Bishop John Henry Okullu was an outspoken critic of the Kenyan government in his sermons and publications on issues of human rights and justice, advocating a multiparty system of governance.
Okullu was born in 1929 in Ramba Village, Asembo Central Location, Siaya District, Nyanza Province in Kenya. He was the first male child to survive after nine children had died in infancy and childhood. His father, Ong’owo Adero and mother, Ngore Nyar, daughter of Alaro named him Okullu after a renowned harp player. He was baptized in 1947 and given the names John Henry. His nicknames were Oke K’Ochieng and Wuod (son of) Ngore. He is a Luo from the Kokise kinship and is fluent in Dho Luo, Luganda, Swahili, and English.
John Henry started school at the age of 13. He went to Kima for upper Primary School education in 1946 but left without a certificate as a protest against the injustice in the school. He worked in the Ramba gold mines to earn money for his tuition and studied at home, receiving the Cambridge School Certificate in 1961.
A year after his father died, he was married to Esther Benta Nyambok in 1951 after selling his father’s property for bride price. The Okullus have 6 children and 14 grandchildren.
From 1963 to 1965, he studied at Virginia Theological Seminary in the U.S.A. and received a Bachelor of Divinity degree. In 1973, he was awarded an honorary Doctor of Divinity Degree by the same institution for his exemplary service.
Before his ordination in 1957 as a deacon and in 1958 as a priest, Okullu served the Luo community as a lay person at Namirembe Cathedral in Kampala, Uganda. From 1962 to 1971, he was the editor of a Christian Newspaper in Uganda called New Day, known for its fight for justice. He moved to Kenya and worked with other Christian English and Swahili publications such as Target and Lengo involved in the struggle against social and political injustice in Kenya.
He was consecrated as the first black provost of the Nairobi All Saints Cathedral in 1971 and bishop of Maseno South Diocese where he served until his retirement in 1994. He initiated the building of several churches in the diocese which he divided into three, placing bishops in each one of them. In the diocese, he discouraged the excessive feasting during funerals which left the relatives of the deceased poor, even though it went against local African tradition.

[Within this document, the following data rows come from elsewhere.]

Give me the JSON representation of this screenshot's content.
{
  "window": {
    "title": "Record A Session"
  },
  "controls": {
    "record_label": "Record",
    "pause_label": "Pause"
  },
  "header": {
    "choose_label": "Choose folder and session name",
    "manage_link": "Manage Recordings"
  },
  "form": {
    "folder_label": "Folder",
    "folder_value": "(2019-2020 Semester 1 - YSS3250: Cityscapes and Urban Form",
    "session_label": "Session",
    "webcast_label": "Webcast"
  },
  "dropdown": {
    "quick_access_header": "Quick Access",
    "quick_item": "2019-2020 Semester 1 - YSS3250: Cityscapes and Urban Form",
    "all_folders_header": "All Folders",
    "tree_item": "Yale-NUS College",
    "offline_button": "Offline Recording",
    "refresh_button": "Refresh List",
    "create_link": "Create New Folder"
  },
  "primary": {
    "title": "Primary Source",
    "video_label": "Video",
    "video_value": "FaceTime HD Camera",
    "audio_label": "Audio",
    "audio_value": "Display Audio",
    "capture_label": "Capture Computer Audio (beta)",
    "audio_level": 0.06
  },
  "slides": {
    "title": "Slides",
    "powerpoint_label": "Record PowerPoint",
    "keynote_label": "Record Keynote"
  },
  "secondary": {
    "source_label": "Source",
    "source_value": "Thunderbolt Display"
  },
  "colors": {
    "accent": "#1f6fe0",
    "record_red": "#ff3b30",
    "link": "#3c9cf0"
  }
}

During his ministry, Okullu served on many national and international committees as well as numerous local bodies. He started a financial company to provide loans for the poor and initiated development projects including educational institutions, agricultural and health programs and water supply to the rural parts of Kenya. His last project before he died was Friends of Democracy. His dream was the creation of a Kenya which would be democratic and economically viable.
Oscar Hosseya, research, Pan Africa Christian College, Nairobi, Kenya.

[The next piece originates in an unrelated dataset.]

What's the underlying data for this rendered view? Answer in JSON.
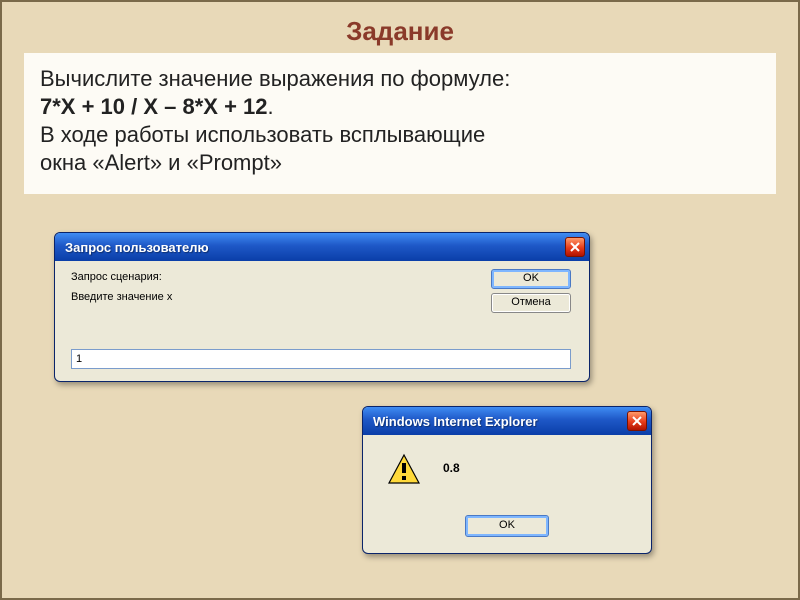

John Henry Okullu, Church and Politics in East Africa, (Nairobi, Kenya: Uzima Press Ltd., 1974).
——–, Church and Marriage in East Africa, (Nairobi, Kenya: Uzima Press Ltd).

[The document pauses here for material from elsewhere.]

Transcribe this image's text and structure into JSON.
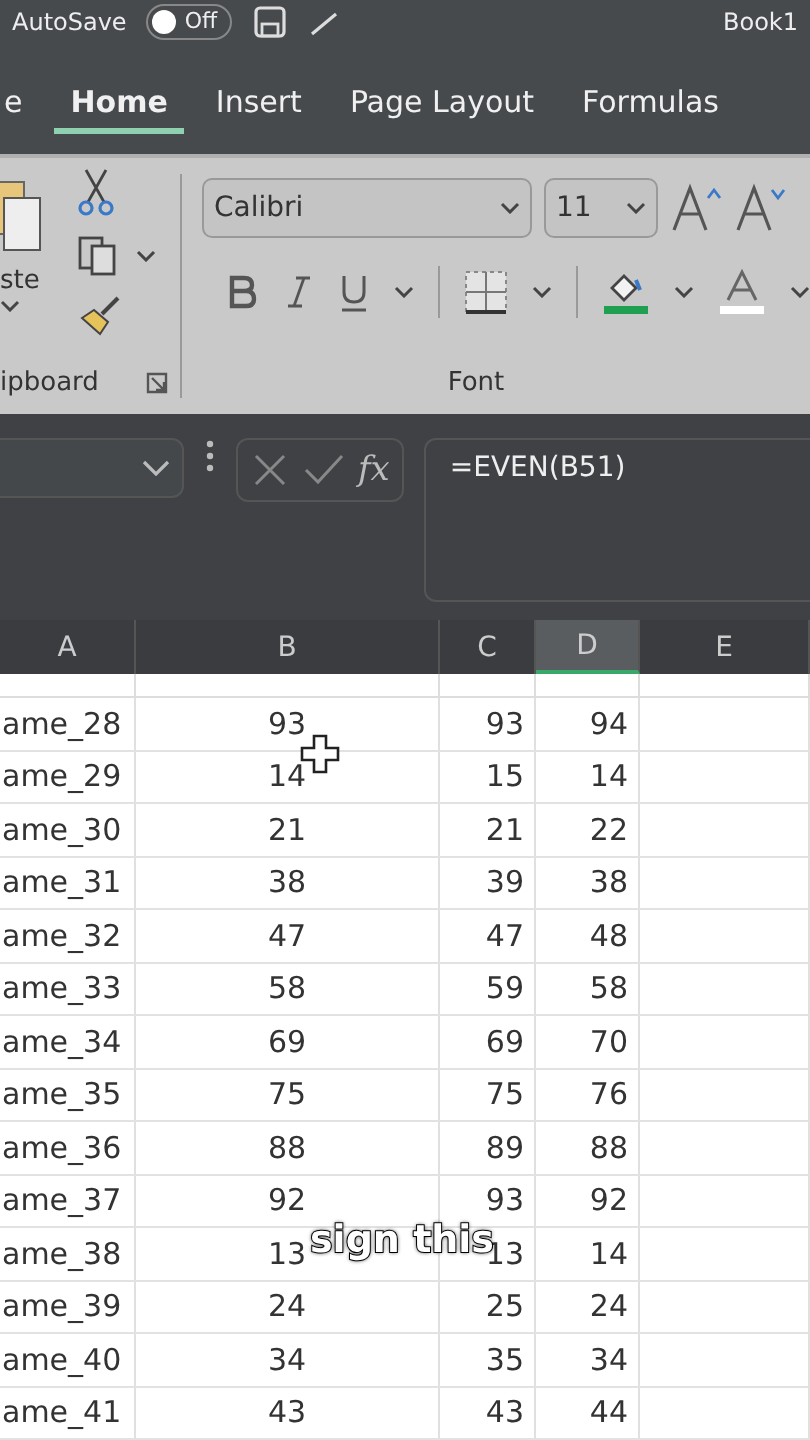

——–, Church and State in Nation Building and Human Development, (Nairobi, Kenya: Uzima Press Ltd., 1984).
Quest for Justice: An Autobiography of John Henry Okullu, (Kisumu, Kenya: Shalom Publishers, 1997).
This story, submitted in 2000, was written by Dr. Francis Manana, Professor of Evangelism and Missions and DACB Liaison Coordinator, Pan African Christian College, Nairobi, Kenya.